To demonstrate the usefulness of this new scientific tool, at the end of the project the developed chip-sized microscope will be used to observe in real-time...

Im Focus: Giant Magnetic Fields in the Universe

Astronomers from Bonn and Tautenburg in Thuringia (Germany) used the 100-m radio telescope at Effelsberg to observe several galaxy clusters. At the edges of these large accumulations of dark matter, stellar systems (galaxies), hot gas, and charged particles, they found magnetic fields that are exceptionally ordered over distances of many million light years. This makes them the most extended magnetic fields in the universe known so far.

The results will be published on March 22 in the journal „Astronomy & Astrophysics“.

Galaxy clusters are the largest gravitationally bound structures in the universe. With a typical extent of about 10 million light years, i.e. 100 times the...

Im Focus: Tracing down linear ubiquitination

Researchers at the Goethe University Frankfurt, together with partners from the University of Tübingen in Germany and Queen Mary University as well as Francis Crick Institute from London (UK) have developed a novel technology to decipher the secret ubiquitin code.

Ubiquitin is a small protein that can be linked to other cellular proteins, thereby controlling and modulating their functions. The attachment occurs in many...

Im Focus: Perovskite edges can be tuned for optoelectronic performance

Layered 2D material improves efficiency for solar cells and LEDs

In the eternal search for next generation high-efficiency solar cells and LEDs, scientists at Los Alamos National Laboratory and their partners are creating...

Im Focus: Polymer-coated silicon nanosheets as alternative to graphene: A perfect team for nanoelectronics

Silicon nanosheets are thin, two-dimensional layers with exceptional optoelectronic properties very similar to those of graphene. Albeit, the nanosheets are less stable. Now researchers at the Technical University of Munich (TUM) have, for the first time ever, produced a composite material combining silicon nanosheets and a polymer that is both UV-resistant and easy to process. This brings the scientists a significant step closer to industrial applications like flexible displays and photosensors.

Silicon nanosheets are thin, two-dimensional layers with exceptional optoelectronic properties very similar to those of graphene. Albeit, the nanosheets are...

All Focus news of the innovation-report >>>

Anzeige

Anzeige

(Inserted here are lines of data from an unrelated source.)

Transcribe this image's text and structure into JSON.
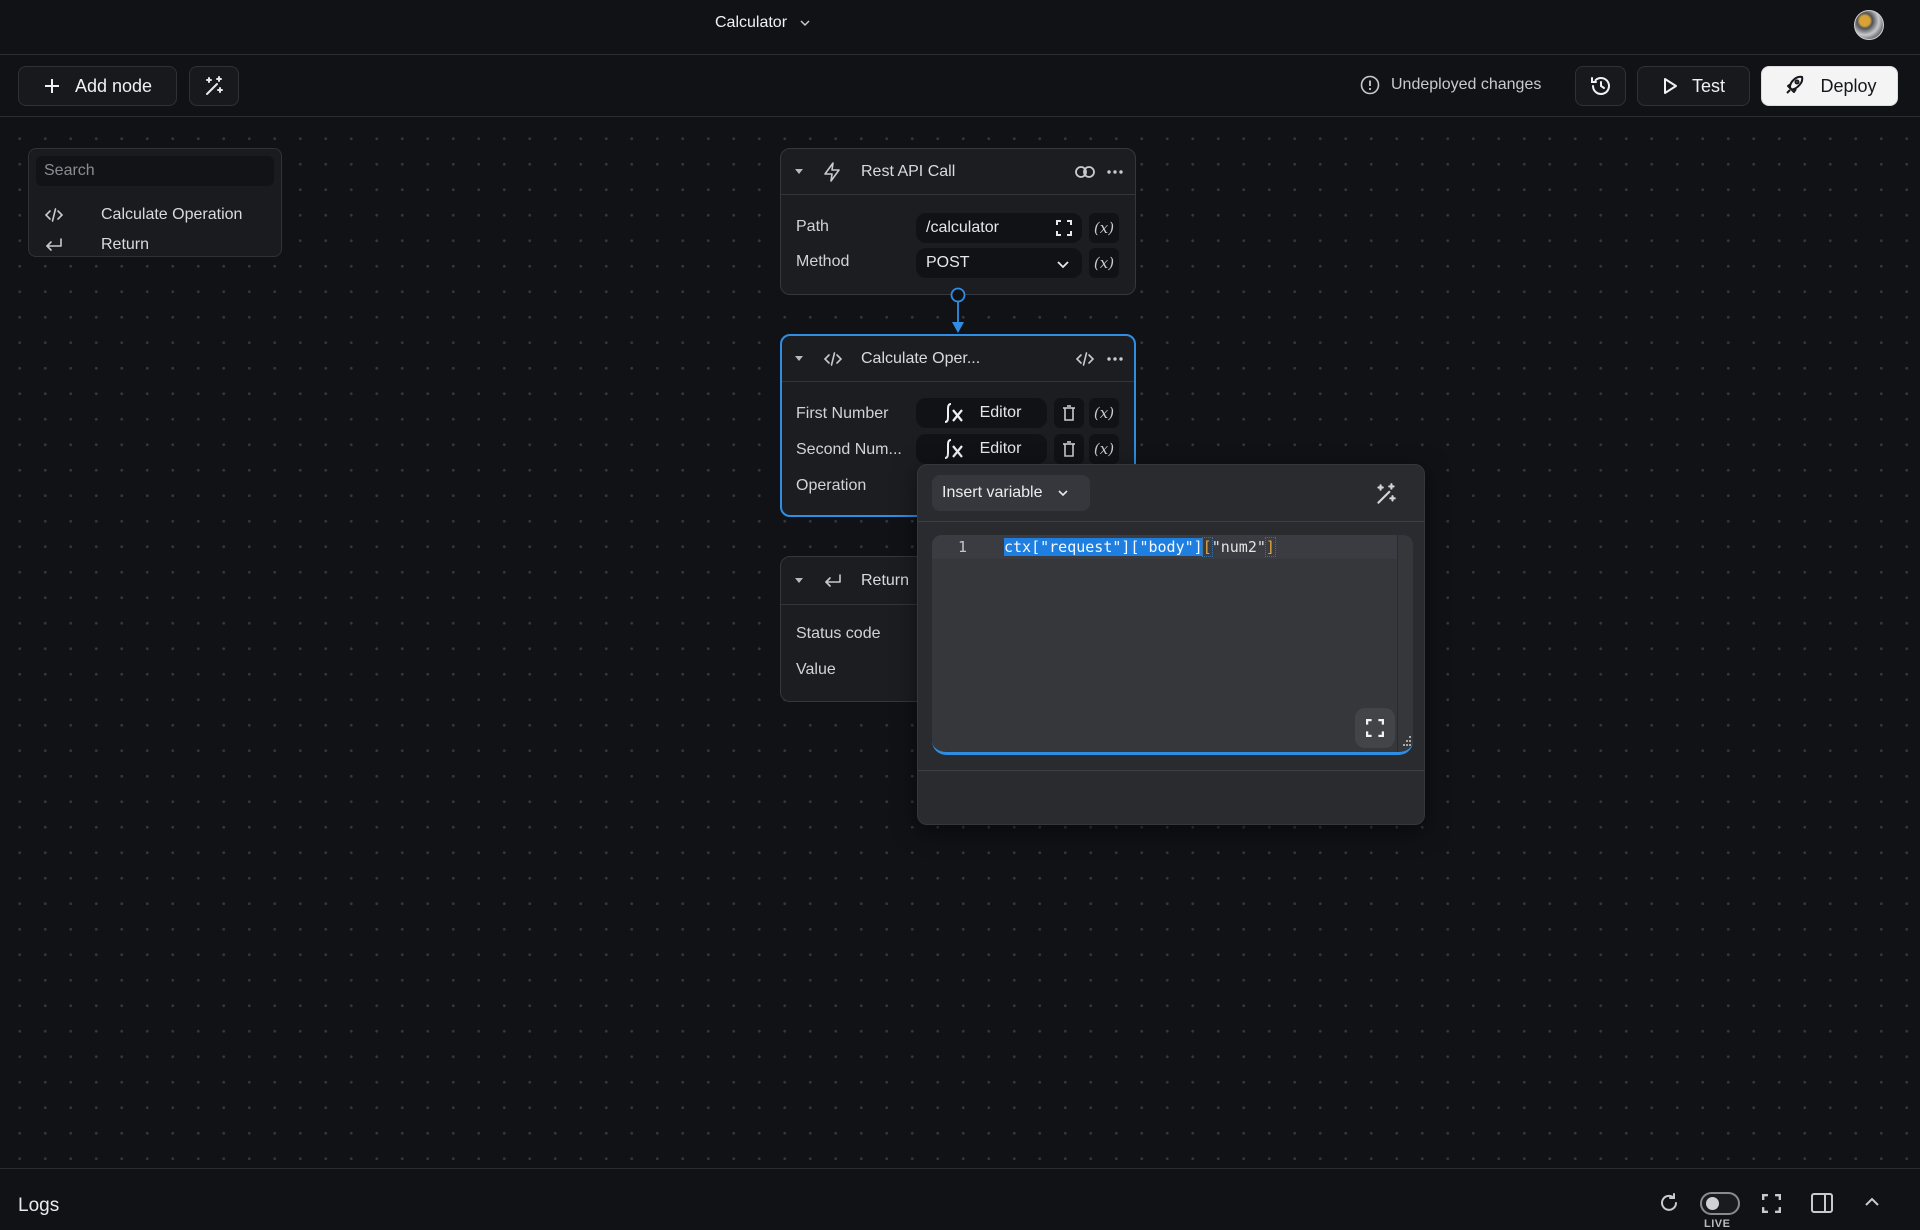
{
  "header": {
    "app_title": "Calculator",
    "avatar_icon": "user-avatar"
  },
  "toolbar": {
    "add_node_label": "Add node",
    "status_text": "Undeployed changes",
    "test_label": "Test",
    "deploy_label": "Deploy",
    "icons": [
      "plus-icon",
      "magic-wand-icon",
      "alert-circle-icon",
      "history-icon",
      "play-icon",
      "rocket-icon"
    ]
  },
  "node_list": {
    "search_placeholder": "Search",
    "items": [
      {
        "label": "Calculate Operation",
        "icon": "code-icon"
      },
      {
        "label": "Return",
        "icon": "return-icon"
      }
    ]
  },
  "nodes": {
    "rest_api": {
      "title": "Rest API Call",
      "icon": "lightning-icon",
      "fields": [
        {
          "label": "Path",
          "value": "/calculator",
          "x_label": "(x)"
        },
        {
          "label": "Method",
          "value": "POST",
          "x_label": "(x)"
        }
      ]
    },
    "calculate": {
      "title": "Calculate Oper...",
      "icon": "code-icon",
      "fields": [
        {
          "label": "First Number",
          "value": "Editor",
          "x_label": "(x)"
        },
        {
          "label": "Second Num...",
          "value": "Editor",
          "x_label": "(x)"
        },
        {
          "label": "Operation"
        }
      ]
    },
    "return": {
      "title": "Return",
      "icon": "return-icon",
      "fields": [
        {
          "label": "Status code"
        },
        {
          "label": "Value"
        }
      ]
    }
  },
  "editor_popup": {
    "insert_variable_label": "Insert variable",
    "line_number": "1",
    "code_selected": "ctx[\"request\"][\"body\"]",
    "code_bracket_open": "[",
    "code_rest": "\"num2\"",
    "code_bracket_close": "]"
  },
  "logs_bar": {
    "title": "Logs",
    "live_label": "LIVE",
    "live_enabled": false
  },
  "colors": {
    "accent": "#2f8de4",
    "background": "#111216",
    "selection": "#1e7fe0",
    "bracket_match": "#e2a63c"
  }
}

Event News

International Land Use Symposium ILUS 2017: Call for Abstracts and Registration open

20.03.2017 | Event News

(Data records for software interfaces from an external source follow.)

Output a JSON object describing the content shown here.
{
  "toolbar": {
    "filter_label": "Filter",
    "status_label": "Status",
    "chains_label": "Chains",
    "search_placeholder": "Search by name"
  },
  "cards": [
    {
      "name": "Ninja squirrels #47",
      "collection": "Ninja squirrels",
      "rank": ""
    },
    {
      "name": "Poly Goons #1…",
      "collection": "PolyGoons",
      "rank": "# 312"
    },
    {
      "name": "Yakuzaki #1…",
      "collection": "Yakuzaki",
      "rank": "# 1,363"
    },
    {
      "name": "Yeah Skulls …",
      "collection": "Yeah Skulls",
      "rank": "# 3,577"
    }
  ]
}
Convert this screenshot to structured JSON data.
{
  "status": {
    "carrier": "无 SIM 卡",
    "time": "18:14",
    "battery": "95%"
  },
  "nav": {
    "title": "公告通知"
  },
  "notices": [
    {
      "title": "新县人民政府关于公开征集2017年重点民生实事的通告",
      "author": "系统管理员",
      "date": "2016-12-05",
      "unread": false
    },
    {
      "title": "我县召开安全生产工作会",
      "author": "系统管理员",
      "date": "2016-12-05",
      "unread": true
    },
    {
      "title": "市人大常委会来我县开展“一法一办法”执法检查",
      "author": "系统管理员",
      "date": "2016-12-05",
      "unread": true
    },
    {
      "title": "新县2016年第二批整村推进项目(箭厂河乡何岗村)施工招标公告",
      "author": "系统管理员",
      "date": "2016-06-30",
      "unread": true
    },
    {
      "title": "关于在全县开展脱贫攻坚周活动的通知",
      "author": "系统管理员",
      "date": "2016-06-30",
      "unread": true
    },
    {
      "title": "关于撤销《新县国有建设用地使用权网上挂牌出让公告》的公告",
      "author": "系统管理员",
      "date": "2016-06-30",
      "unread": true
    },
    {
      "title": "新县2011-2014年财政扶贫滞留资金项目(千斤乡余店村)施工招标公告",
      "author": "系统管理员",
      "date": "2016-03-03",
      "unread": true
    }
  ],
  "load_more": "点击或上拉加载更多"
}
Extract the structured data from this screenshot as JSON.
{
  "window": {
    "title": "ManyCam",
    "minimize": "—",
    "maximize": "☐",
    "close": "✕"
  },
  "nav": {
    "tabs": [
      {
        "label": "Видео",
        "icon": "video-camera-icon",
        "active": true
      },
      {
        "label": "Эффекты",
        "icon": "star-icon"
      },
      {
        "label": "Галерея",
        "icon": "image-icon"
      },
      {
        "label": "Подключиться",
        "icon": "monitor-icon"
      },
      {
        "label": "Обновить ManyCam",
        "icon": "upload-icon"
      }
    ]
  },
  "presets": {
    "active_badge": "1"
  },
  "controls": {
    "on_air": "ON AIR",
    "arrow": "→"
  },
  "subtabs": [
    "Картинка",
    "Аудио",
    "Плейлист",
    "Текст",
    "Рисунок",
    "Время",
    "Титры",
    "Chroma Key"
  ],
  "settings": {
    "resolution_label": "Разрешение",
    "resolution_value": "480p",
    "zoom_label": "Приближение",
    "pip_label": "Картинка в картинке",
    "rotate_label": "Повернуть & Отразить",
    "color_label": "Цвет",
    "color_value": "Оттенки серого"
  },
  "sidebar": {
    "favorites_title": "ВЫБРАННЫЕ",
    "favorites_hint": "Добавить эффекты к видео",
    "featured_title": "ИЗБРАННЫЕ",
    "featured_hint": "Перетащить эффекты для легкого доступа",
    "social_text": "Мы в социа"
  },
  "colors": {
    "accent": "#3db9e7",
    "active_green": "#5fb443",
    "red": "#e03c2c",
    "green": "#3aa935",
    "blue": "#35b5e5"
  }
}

CONNECT 2017: International congress on connective tissue

14.03.2017 | Event News

ICTM Conference: Turbine Construction between Big Data and Additive Manufacturing

07.03.2017 | Event News

 
Latest News

Transport of molecular motors into cilia

28.03.2017 | Life Sciences

A novel hybrid UAV that may change the way people operate drones

28.03.2017 | Information Technology

NASA spacecraft investigate clues in radiation belts

28.03.2017 | Physics and Astronomy

VideoLinks
B2B-VideoLinks
More VideoLinks >>>